The grace period is a brief timeframe of 2 months and 15 days (75 days) after the end of the official plan year during which employees may use up any funds they have remaining from the prior plan year. For example, if the plan year runs from January 1 to December 31, the grace period for that plan may continue up to March 15 of the next year. If an employee incurs an expense after December 31 but before March 15, they can utilize the remaining funds from the previous plan year and submit requests for reimbursement. In addition to the 2 1/2 month grace period, plan participants have an additional run-out period that is set by the employer and is generally 90 days, in which they can submit requests for reimbursement for expenses incurred within the plan year and grace period.

A run out period and grace period are two separate and distinct things. A run out period is a period following the end of the coverage during which expenses incurred during the coverage period may be submitted for reimbursement. A grace period is a period following the end of the plan year during which expenses incurred may be reimbursed with contributions from the prior year.

6. Is the healthcare FSA subject to the uniform coverage rule?

This aspect of Section 125 Healthcare FSA requires the maximum amount of reimbursement elected by a participant from a Healthcare FSA must be available at all times during the period of coverage, thus allowing a participants to be reimbursed for qualified medical, dental and vision expenses that exceed their contribution to date.

Uniform coverage applies to the Healthcare FSA only; it does not apply to Dependent Care FSA's. With a Dependent Care FSA account, a participant's reimbursement may not exceed the balance in the FSA account at the time the claim was made.

7. What are the use-or-lose rule and carryover provisions?

Under the use-or-lose rule participants must forfeit any healthcare FSA contributions made during a plan year that are not used for expenses incurred during the year or applicable grace period.

However, on October 31, 2013; the IRS provided a modification to the use-or-lose rule that permits cafeteria plans to allow up to $500 of unused amounts remaining at the end of a plan year in a healthcare FSA to be paid or reimbursed to plan participants for qualified medical expenses incurred during the following plan year, provided the plan does not also incorporate the grace period rule on the healthcare FSA.

8. Are there non-discrimination testing requirements?

The IRS establishes various tax related non-discrimination test for various benefit options that may be offered under a flexible benefits plan. These tests effectively prevent plan sponsors of those benefit options from discriminating in favor of highly compensated employees and in some cases key employees as to the eligibility to participate and the benefits offered under the plan. Employees of employers treated as a single employer under Code Section 414(b),(c) or (m) are included in the testing. The consequences of failing the tests generally results in highly compensated employees or key employees including the benefits as income. The employer/plan sponsor may also have withholding responsibilities on amounts included in income if the plan fails the applicable tests.

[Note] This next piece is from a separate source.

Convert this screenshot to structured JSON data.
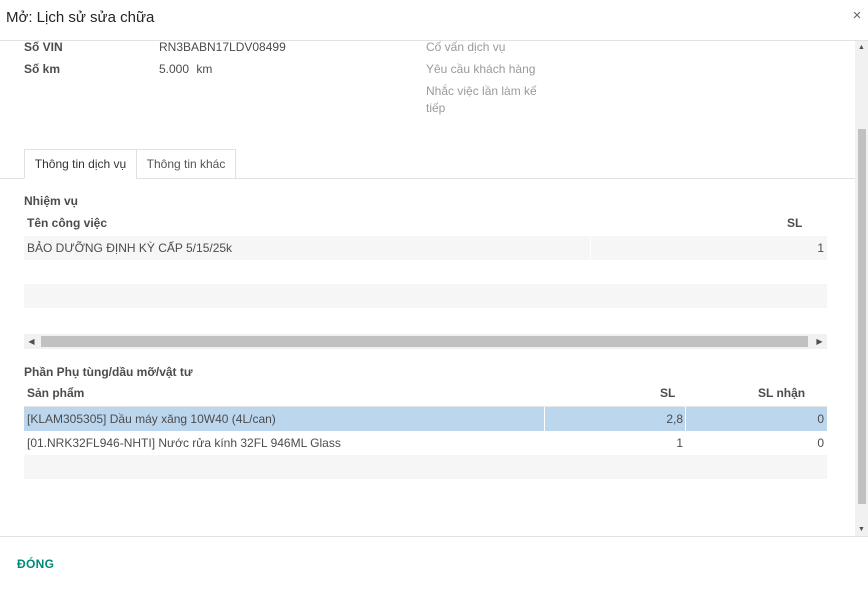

9. Are there any exceptions to who can participate in a cafeteria plan?

Individuals who are considered "self-employed" under Code are not "employees" and are not eligible to participate in a cafeteria plan. The following individuals are considered self-employed for this purpose:

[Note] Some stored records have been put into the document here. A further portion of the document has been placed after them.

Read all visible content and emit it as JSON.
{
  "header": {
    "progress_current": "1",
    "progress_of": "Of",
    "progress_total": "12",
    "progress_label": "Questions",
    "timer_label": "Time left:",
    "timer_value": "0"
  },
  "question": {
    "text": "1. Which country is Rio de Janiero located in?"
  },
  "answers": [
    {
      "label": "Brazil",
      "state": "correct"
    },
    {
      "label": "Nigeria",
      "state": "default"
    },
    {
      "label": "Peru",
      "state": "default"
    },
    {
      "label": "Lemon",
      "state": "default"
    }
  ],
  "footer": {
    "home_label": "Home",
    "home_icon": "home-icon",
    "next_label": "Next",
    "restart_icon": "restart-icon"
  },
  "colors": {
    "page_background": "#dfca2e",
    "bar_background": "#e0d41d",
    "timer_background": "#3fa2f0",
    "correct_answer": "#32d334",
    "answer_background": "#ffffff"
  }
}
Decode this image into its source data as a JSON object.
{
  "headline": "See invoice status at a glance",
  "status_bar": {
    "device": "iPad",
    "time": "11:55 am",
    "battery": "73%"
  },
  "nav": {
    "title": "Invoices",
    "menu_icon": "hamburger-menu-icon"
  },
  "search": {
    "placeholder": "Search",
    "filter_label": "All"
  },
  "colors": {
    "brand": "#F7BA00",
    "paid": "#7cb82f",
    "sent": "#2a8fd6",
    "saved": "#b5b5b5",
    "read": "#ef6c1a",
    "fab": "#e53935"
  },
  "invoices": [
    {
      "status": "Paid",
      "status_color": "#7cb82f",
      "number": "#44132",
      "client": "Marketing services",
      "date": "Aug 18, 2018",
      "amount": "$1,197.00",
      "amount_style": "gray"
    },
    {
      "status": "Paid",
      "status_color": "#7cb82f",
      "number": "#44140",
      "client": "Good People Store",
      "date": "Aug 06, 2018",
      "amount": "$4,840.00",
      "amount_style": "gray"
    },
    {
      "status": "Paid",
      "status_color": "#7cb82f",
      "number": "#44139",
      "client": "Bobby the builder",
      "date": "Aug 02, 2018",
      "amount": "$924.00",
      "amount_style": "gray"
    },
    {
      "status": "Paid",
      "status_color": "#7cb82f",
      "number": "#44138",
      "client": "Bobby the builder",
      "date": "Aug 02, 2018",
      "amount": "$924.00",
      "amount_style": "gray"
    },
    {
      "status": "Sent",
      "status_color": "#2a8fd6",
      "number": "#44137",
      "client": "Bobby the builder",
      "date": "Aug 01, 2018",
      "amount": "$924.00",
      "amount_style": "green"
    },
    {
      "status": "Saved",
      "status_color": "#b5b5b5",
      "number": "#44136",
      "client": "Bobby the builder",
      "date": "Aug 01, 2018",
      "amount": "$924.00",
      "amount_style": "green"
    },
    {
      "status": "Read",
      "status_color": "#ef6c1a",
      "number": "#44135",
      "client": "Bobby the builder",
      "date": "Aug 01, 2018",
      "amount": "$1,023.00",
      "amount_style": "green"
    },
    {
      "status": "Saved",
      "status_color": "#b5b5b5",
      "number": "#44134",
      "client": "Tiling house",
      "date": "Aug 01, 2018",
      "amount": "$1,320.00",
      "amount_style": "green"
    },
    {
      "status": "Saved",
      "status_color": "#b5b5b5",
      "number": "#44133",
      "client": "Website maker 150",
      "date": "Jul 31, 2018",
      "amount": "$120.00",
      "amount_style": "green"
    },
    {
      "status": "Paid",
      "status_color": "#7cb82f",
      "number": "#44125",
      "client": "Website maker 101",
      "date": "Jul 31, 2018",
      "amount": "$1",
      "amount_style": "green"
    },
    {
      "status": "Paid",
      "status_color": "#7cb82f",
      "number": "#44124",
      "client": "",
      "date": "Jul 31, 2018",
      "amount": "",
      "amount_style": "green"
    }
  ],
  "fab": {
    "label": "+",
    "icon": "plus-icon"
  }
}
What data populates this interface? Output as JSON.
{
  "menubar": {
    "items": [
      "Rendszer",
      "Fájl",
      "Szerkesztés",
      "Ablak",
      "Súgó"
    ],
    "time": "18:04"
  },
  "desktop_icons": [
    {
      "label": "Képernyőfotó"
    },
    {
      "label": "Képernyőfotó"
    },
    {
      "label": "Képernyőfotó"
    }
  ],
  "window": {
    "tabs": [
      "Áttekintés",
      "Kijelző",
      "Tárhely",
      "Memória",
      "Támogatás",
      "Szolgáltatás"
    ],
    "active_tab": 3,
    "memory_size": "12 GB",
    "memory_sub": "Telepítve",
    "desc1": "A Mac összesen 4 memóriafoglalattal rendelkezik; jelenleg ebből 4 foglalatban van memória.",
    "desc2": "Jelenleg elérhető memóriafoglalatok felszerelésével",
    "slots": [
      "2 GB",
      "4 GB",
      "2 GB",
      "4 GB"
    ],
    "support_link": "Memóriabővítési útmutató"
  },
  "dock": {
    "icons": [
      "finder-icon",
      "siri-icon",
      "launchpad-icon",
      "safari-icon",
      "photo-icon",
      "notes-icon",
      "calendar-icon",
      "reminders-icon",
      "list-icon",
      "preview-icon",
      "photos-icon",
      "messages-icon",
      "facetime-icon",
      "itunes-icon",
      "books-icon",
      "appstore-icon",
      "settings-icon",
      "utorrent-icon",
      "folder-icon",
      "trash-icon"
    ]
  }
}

  • Sole proprietors
  • Partners in a partnership
  • More than 2% shareholder of subchapter S Corporation and the family members of the more than 2% shareholder, even if they are otherwise common law employees of the employer.
  • Member of an LLC that is treated as a partnership for federal tax purposes.

 

Contact our Flexible Benefits team to work closely with you and your advisor to set up a new plan or transition your existing plan from your current provider. We help establish an action plan and have specific steps that are recognized to successfully implement the plan. We offer extensive enrollment and educational material that is also essential to the setup and execution of your plan.

Implementing a flexible benefits plan can be an intensive endeavor, but All Valley Administrators takes care of the hard work to make the entire process as easy and seamless as possible.